They suck, right?
I should know, I sold ’em too. (Well, I sold a type of them when I was doing leases.)
Look, we all what the deal is: extended warranties are high dollar gambles that most often sit as piles of cash in a giant vault and the Scrooge McDucks that sell extended warranties just swim around in the money.
Last time I bought a laptop, I knew exactly what I wanted before going into the store. I went in, got a clerk to get me the laptop, and then braced myself for the silliness that would follow.
It was a dance: The clerk gave all the lines and I tried not to roll my eyes while I heard things like, “My customers are always glad to have it,” and “You just never know,” and my personal favorite: “more and more computers are breaking down these days.” Then I say no. Then they ostensibly go talk to their manager and come back with a slightly lower quote because they like me. Then I say no again and they wish me well and send me to the cashier.
Same thing happens when I rent a car.
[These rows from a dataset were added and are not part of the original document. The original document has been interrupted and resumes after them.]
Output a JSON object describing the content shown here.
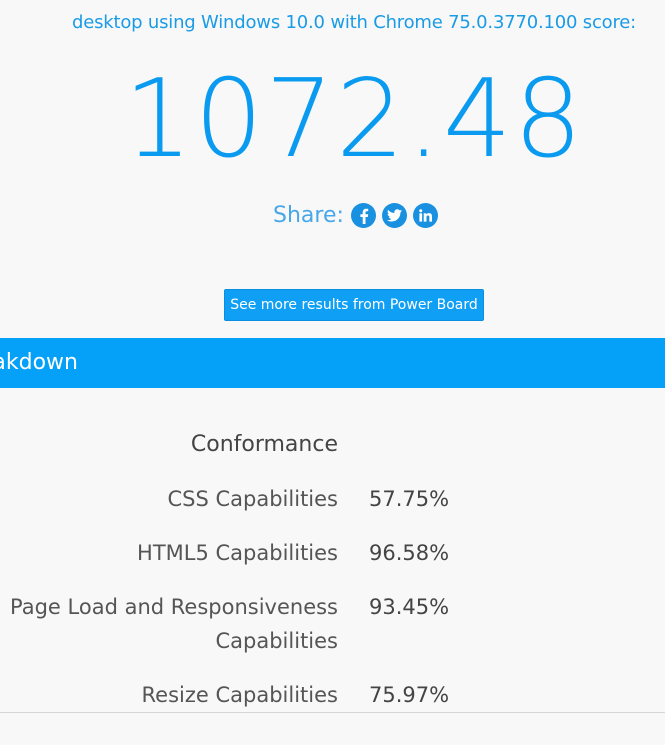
{
  "header": {
    "subtitle": "desktop using Windows 10.0 with Chrome 75.0.3770.100 score:",
    "score": "1072.48"
  },
  "share": {
    "label": "Share:",
    "icons": [
      "facebook-icon",
      "twitter-icon",
      "linkedin-icon"
    ]
  },
  "more_button": {
    "label": "See more results from Power Board"
  },
  "banner": {
    "title": "eakdown"
  },
  "breakdown": {
    "heading": "Conformance",
    "rows": [
      {
        "label": "CSS Capabilities",
        "value": "57.75%"
      },
      {
        "label": "HTML5 Capabilities",
        "value": "96.58%"
      },
      {
        "label_line1": "Page Load and Responsiveness",
        "label_line2": "Capabilities",
        "value": "93.45%"
      },
      {
        "label": "Resize Capabilities",
        "value": "75.97%"
      }
    ]
  },
  "colors": {
    "accent": "#05a0f8",
    "score_text": "#0a9bf0",
    "background": "#f8f8f8"
  }
}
And when I buy one. And when I buy any major electronic equipment or appliance.
Sure, the money is good for the companies selling them but let’s face it, extended warranties are silly:
- They are rarely needed
- If a circumstance arises where they are needed, they are often forgotten
… they’re basically cash. And customers know it. So you either end up with a customer who begrudgingly pays, or you end up with a customer who chooses not to pay but is still annoyed anyway because they have to put up with the BS of the extended warranty sale pitch.
Every knows it’s just a bump in the price of whatever product you’re selling.
And if ever there was an opportunity for a company to innovate on the financial side of their products, extended warranties is the opportunity.
So, when I was bought a new freezer recently, I was pleasantly surprised…
I chose the freezer and braced myself for the inevitable extended warranty pitch.
I got ready to say “no” until the salesperson added: “If you don’t use it, you get 100% of it back.”
That changed everything.
… If I don’t use the extended warranty, I get 100% of it back.
It works like this: I pay now for the extended warranty coverage. The freezer is covered for 3 years from all the various things that the extended warranty covers. And at the end of 3 years, if I didn’t use it, I get the money back. (Mind you, I get them money back as a store credit.)
This is a small change but it’s huge. I think it’s smart. And I think more and more companies should adopt it as a strategy to sell their extended warranties.
- It’s still pure cash that piles up in your Scrooge McDuck vault so you can swim in it.
- A few people will use the warranty, most won’t.
- Those that don’t use the warranty feel like the store owes them money and will make a purchase at that store in three years.
So, this small change in extended warranties is a simple play to increase your income now but also lock in customers who will likely come back and purchase more. Because, chances are, if they have $50 or $100 or $500 that they think is owed to them by the store, they’ll purchase far more than that amount in a future purchase.
I’ve written before about how most guarantees are weak and I wished companies would give their guarantees some teeth. And this is a powerful extended warranty strategy that more companies should adopt.